Plastic can travel hundreds to thousands of miles once it leaks into the environment. It’s found in every part of the world, and now about 170 countries have come together as part of the Intergovernmental Negotiating Committee (INC) to try and align national policies to curb the transboundary flow. At the current rate, plastic production would almost triple by 2060, with half of it landfilled, according to the Organization for Economic Cooperation and Development.
The joining countries’ goal is to hammer out a legally binding global plastics treaty by the end of 2024 to rectify plastic pollution by 2040. But the parties have yet to agree on which polymers and additives to regulate, at what life cycle stage, or how to do it. They’ve got until November 2023 to finalize a draft of proposed global rules.
With the document’s delivery date looming, Erin Simon, vice president of plastic waste + business, World Wildlife Fund recalled some stops and starts at the June INC negotiations in Paris, with delay tactics in play and spurts of progress happening in between.
Much of the conversation was dominated by plastic industry lobbyists with the communities most impacted by plastic pollution having insufficient time to share their ideas say those eager to close in on a strategy to tackle the mounting waste. Saudi Arabia and other mass petroleum producers pushed for a term whereby any nation could veto a rule, but they didn’t get far; with the ultimate decision being that approval requires a two-thirds vote among nations.
The parties inched a little closer to the first iteration of the treaty, coming up with concrete ideas to consider for inclusion in the “zero draft” to serve as a framework to resume negotiations at the next INC session in November 2023 in Kenya.
A system transcending all physical boundaries will demand setting clear goals and targets enforced in all nations. It will call for concisely defined, coordinated policy, coupled with supporting mechanisms for effective implementation. As necessary, a circular approach that considers materials’ whole life cycle must be at the heart of the system, says Marta Longhurst, program manager - Global Plastics Treaty, Ellen MacArthur Foundation.
While there is some divergence around the negotiating table, most stakeholders do seem to embrace a comprehensive, cradle-to-grave concept collectively. Some ideas born out of the June session focus on areas from package and product design requirements to cracking down on illegal dumping and strengthening the overall waste management system.
Language that could make its way into the zero draft document focuses on phasing out or reducing primary plastics.
There was contemplation over banning, phasing out, and or reducing “problematic plastics” and chemicals and polymers “of concern;” talk about import and export requirements; ramping up transparency (via tracking types and volumes and disclosure requirements); minimum recycling targets; mandating extended producer responsibility (EPR); advancing reuse; and including the informal waste sector in the work ahead to reform waste management.

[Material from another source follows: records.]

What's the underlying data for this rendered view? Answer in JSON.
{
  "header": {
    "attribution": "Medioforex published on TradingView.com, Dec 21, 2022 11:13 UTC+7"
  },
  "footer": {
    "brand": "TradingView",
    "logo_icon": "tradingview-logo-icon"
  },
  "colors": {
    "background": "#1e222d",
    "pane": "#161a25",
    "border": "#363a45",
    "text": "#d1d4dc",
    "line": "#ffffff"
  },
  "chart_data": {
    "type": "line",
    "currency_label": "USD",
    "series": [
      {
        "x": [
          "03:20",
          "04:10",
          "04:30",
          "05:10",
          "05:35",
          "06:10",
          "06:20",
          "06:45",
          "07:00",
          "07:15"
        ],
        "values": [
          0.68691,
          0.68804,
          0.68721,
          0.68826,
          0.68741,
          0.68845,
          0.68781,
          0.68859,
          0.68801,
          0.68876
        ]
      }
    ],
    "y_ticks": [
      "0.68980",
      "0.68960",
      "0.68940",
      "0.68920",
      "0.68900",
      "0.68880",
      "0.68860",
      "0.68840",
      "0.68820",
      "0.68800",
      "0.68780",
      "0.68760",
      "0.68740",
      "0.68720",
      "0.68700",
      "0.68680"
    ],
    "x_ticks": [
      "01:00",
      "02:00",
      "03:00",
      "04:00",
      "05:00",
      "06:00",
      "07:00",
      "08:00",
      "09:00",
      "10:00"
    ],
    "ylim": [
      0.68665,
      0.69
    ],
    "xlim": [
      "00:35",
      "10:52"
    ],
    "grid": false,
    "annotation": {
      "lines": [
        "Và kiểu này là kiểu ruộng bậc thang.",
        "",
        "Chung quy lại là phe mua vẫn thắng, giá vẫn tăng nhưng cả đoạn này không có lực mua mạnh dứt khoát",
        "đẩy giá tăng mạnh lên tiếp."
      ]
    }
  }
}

Some of these ideas follow suit with recommendations in two World Wildlife Fund reports created to help guide the treaty development. Specific recommendations include placing controls on “high risk plastics” by product groups. The controls follow a hierarchy that prioritizes elimination, followed by reduction, then safe circulation and safe management where elimination or large-scale reduction aren’t feasible – with the last control applied when alternatives would be at least as damaging, or there just aren’t any proven alternatives.
At the center of the bull’s eye for elimination or reduction are certain single-use packaging and products (plastic cutlery, cigarette filters, microplastics added to cosmetic products, etc.).
Contact-sensitive packaging like pharmaceutical, medical, and hygiene applications are recommended for safe circulation and management – think medication bottles, blister packs for pills, IV bags, sanitary pads, and personal protective equipment (PPE).
The WWF analysis focuses on a starting point for the draft treaty, with the intention that control measures will be strengthened as new alternatives become more viable, Simon says.
“Over time, product groups may move from Class II [controls focused on safe circulation and safe management] to Class I [controls to include elimination or significant reduction]. And it may be possible to set more ambitious objectives for Class I, where bans may eventually be feasible for [product groups] initially identified for phased reductions,” she says.
But control measures targeting specific products are only one puzzle piece; other features will be important for effective implementation, to include monitoring and enforcement, financial and technical support, and trade requirements—the report details these and other measures.
There’s plenty of work to do in just a few months, and the deadline to have a final agreement in place is not much further out.
The parties vested in this work are still on course to finalize the treaty by the end of 2024 with meetings in Canada and Republic of Korea already scheduled, Simon says.
“But staying on that course will require intense work both during and between the INC meetings.”
Taming the plastic sea swell is in their reach, believe stakeholders. The United Nations Environment Programme says by fully embracing a circular economy approach, a 55% reduction in plastics is achievable by 2040, along with an 80% reduction in plastics released into the environment.